TAKING THE LONG VIEW:
• Doug Sosnik, who served as Bill Clinton's White House political director, believes Democrats are unlikely to win control of the House next year. Barring a complete Trump meltdown, the Democratic strategist thinks that the path is just too tough because the last round of redistricting was so effectively controlled by Republicans in many states.
The way he sees it, the significance of the 2017-18 cycle is largely about the 2020 presidential campaign and, as importantly, political power in the next decade surrounding reapportionment and redistricting.
The GOP's performance in the 2010 midterm election positioned the party to dominate in the House for the entire decade.

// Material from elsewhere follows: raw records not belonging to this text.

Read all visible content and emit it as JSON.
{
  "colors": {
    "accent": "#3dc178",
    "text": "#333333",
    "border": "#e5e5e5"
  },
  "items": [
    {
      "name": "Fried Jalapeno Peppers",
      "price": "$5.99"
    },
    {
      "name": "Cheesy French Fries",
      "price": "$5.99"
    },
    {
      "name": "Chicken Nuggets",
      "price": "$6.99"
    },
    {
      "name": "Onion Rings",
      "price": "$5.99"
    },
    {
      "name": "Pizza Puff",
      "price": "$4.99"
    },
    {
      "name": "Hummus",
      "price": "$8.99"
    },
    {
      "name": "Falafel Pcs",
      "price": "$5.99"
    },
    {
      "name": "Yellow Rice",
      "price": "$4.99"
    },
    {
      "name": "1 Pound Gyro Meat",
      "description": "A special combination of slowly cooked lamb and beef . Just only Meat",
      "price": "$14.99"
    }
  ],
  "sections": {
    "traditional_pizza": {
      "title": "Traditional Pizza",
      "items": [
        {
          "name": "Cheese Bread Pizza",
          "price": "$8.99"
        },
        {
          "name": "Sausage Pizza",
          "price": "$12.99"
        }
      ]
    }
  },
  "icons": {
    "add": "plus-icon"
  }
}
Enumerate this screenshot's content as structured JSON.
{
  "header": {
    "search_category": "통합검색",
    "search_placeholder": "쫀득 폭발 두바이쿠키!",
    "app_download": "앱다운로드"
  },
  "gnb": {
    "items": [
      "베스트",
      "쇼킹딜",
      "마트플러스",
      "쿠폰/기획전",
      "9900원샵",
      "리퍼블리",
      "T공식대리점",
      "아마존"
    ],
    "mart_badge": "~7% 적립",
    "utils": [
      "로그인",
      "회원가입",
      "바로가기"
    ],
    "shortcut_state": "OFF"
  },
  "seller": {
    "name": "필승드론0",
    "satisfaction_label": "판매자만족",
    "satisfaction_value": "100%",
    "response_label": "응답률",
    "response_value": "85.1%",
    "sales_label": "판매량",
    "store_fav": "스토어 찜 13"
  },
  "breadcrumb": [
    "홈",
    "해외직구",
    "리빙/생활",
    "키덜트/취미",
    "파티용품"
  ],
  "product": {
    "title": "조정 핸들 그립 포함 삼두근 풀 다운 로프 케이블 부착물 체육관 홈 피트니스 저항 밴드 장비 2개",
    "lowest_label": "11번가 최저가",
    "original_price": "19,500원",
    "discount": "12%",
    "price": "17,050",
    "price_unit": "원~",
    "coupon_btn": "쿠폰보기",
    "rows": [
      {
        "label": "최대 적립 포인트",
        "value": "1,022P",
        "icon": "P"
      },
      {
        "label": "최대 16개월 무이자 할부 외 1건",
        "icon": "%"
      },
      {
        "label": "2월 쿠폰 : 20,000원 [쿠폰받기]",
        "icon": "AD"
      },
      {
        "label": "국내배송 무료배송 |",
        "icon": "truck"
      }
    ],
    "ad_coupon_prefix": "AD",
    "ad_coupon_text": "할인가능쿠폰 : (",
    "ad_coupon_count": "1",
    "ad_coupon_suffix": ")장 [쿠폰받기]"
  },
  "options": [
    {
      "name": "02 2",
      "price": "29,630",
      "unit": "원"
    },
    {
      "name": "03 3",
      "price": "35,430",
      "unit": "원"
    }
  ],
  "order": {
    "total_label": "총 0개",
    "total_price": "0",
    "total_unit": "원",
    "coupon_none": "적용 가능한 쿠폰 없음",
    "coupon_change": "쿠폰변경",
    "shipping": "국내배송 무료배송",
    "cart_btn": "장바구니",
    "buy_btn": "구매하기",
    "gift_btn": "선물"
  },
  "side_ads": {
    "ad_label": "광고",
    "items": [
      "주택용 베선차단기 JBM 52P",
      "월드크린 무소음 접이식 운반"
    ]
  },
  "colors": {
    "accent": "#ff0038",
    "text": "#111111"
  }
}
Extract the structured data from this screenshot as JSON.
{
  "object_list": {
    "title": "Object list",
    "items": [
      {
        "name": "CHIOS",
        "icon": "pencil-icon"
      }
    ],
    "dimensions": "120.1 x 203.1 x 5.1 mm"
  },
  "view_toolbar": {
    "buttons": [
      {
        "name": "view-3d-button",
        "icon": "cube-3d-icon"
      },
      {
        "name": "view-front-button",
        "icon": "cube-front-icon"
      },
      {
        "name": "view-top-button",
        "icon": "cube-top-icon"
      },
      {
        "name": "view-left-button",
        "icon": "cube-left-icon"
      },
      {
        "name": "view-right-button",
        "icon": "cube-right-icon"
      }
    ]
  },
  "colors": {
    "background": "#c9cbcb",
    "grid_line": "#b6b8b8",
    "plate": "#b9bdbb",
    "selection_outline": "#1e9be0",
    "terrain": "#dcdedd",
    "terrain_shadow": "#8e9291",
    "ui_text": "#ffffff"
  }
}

Consider that, in 2012, Republicans controlled the chamber despite getting 1.2 million fewer overall votes across all the House races. That's how important it is to be able to draw the lines.This also helps explain why there has been a steady decline in true swing seats since the 1990's. Red districts have gotten redder and blue districts bluer. There are fewer and fewer split districts.
Most of the tea party incumbents are unlikely to lose, so the action is going to be more in the moderate districts. House races still matter, of course. How many seats the Democrats gain will affect Trump's ability to govern. That will impact whether he can hold the White House in 2020.
• Here are a few other notable takeaways: Due to the nature of the states with elections in 2018, Sosnik also thinks the Democrats are unlikely to take back the Senate for the rest of the decade. Again, barring a complete Republican meltdown.
Governors who win in 2018 will likely drive the redistricting process across the country. There are 38 governors races this cycle. Half are in open seats. There are contests in nine of the country's 10 largest states. The outcome in these races will go a long way in determining who is in charge until the end of the 2020s.
History says that the party out of power should be highly motivated and do well. There seems to be signs of that now, but is it real? The greatest single question mark, which no one got right in 2016, is who is going to vote. That is even more difficult to predict in an off-year election. An under-appreciated early warning sign will be mayoral races.